and so on around the circle, until the last student recited
the message to the group out loud. The message never survived
the trip intact. In fact, it was usually changed so much
that the final message was completely unrelated to the original.
It makes me wonder how
Lewis and Clark were able to converse with the Shoshone at all!
On November 24th,
1805, when the Corps reached the mouth of the Columbia River at the Pacific
Ocean, near present day Astoria, the captains held a vote among the members
of the expedition to decide where to spend the winter. (If you remember
from my Astoria
to Eugene dispatch, Ft. Clatsop was built as a result of the vote.) The
votes of Sacagawea and York (Clark's African-American slave) were recorded
along with the votes of the captains and all of the members of the Corps of
Discovery. Surely this was the first time in the history of the United
States that the votes of a woman and a black man were counted equally with
the votes of white men!
50 miles past Beaverhead Rock, I came to the restored mining
towns of Nevada City and Virginia City.
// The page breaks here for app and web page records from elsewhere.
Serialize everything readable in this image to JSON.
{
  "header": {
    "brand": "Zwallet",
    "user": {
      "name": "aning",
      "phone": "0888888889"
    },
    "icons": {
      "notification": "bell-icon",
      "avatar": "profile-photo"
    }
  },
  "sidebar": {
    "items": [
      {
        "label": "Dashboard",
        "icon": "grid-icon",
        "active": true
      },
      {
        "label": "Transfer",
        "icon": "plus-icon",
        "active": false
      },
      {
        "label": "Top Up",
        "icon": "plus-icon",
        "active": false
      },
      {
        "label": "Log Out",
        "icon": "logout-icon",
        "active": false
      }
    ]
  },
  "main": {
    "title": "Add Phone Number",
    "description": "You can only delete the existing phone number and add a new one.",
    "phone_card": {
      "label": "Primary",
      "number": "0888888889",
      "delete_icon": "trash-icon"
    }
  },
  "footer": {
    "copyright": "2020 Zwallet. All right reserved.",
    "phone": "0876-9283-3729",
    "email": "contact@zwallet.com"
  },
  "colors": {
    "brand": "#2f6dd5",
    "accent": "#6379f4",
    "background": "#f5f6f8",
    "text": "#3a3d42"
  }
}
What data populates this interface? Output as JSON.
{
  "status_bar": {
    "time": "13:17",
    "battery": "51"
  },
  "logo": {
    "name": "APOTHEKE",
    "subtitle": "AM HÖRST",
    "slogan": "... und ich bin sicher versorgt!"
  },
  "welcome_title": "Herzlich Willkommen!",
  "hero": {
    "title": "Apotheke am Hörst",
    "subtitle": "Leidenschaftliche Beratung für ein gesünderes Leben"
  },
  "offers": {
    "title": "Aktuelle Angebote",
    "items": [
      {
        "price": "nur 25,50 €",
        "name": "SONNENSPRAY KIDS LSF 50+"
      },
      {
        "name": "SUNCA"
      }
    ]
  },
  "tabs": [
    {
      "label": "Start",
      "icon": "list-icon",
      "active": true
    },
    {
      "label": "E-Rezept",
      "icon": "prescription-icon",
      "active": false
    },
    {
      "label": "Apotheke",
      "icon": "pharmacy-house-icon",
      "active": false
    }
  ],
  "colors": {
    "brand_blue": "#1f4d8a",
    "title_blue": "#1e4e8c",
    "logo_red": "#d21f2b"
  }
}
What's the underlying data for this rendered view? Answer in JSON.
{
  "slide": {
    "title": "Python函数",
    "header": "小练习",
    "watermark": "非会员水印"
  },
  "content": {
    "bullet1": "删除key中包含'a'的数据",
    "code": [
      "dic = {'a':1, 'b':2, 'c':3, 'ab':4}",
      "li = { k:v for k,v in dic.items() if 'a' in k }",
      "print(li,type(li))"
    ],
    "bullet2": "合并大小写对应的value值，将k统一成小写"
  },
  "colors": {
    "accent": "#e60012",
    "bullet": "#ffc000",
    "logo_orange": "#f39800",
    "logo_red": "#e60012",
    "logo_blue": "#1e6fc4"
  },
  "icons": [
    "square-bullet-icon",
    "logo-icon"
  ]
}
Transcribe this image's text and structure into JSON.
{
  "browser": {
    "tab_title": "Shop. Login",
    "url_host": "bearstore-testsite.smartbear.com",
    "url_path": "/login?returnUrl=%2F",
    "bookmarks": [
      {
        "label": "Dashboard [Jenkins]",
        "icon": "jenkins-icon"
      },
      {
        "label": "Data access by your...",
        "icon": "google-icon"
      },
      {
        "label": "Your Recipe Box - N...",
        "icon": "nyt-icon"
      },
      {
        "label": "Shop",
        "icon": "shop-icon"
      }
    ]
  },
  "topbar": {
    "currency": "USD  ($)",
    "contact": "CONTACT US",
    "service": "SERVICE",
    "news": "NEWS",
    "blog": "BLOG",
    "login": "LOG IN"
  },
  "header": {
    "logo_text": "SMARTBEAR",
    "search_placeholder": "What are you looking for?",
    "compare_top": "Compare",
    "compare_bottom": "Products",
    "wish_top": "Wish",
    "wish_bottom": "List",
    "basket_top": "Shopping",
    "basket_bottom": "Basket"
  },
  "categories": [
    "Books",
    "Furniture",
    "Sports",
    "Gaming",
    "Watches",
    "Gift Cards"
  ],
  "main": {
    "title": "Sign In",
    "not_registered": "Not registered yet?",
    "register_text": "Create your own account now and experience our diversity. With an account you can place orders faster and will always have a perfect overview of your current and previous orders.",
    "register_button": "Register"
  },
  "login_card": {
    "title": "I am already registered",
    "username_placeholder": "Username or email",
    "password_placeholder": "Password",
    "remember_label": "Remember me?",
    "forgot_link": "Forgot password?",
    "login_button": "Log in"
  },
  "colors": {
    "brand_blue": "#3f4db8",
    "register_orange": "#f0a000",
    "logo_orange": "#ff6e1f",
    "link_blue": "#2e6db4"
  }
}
These places were
too "touristy" for me. Most
of the western towns I've passed seemed much more "real",
and weren't loaded with tourist-trap shops. I didn't
even take a picture here.
I climbed another pass
after leaving Virginia City, dropped into the Madison River Valley,
and after 80 miles on the day, came into Ennis, an authentic
western town. I
had dinner in a small restaurant, and was joined halfway through
by a very pleasant couple from Farmingdale, Maine, who are riding
the TransAm in the opposite direction on their recumbent tandem. We
did the usual exchange of recommendations and stories, then I
found a cheap motel and went to bed, hoping for an early start
the next morning.
Ennis Sunday morning at about 8:00AM, fairly early, for me! The route
followed the Madison River, prime fishing territory. Guide-boats
and rafts with people fishing from them were going down the river
all day as I was riding up. Fighting a headwind and suffering
a bit in the heat, I rounded a slight bend and felt the bike
swerve under me. My
rear tire was flat. I briefly dreamed of changing places
with the fishermen.
While I was fixing
the flat, an auto-tourist from Colorado gave me an especially
refreshing cold bottle of water. As soon as I got going
again, a shadow crossed the road directly ahead of me, and I
looked up just in time to see a Bald Eagle soaring 40 feet over
my head, looking down at me. Plus, the wind had shifted,
and I was getting a rare push. Woo HOO!! My luck was changing! I'll
stick with my bike, thanks.
A little while later,
I came to Quake Lake. Late in the evening of August 17,
1959, an earthquake knocked part of the mountain here loose,
resulting in a landslide and flood, which took the lives of 28
people who were camping in the valley. After a brief stop
at the visitor center, I moved on.
Riding along just
a few minutes later,
I saw a Bald Eagle sitting near the top of a drowned tree in the lake. He
even sat still long enough for me to snap a photo!
I pushed on, reaching
the town of West Yellowstone, Montana just before dark.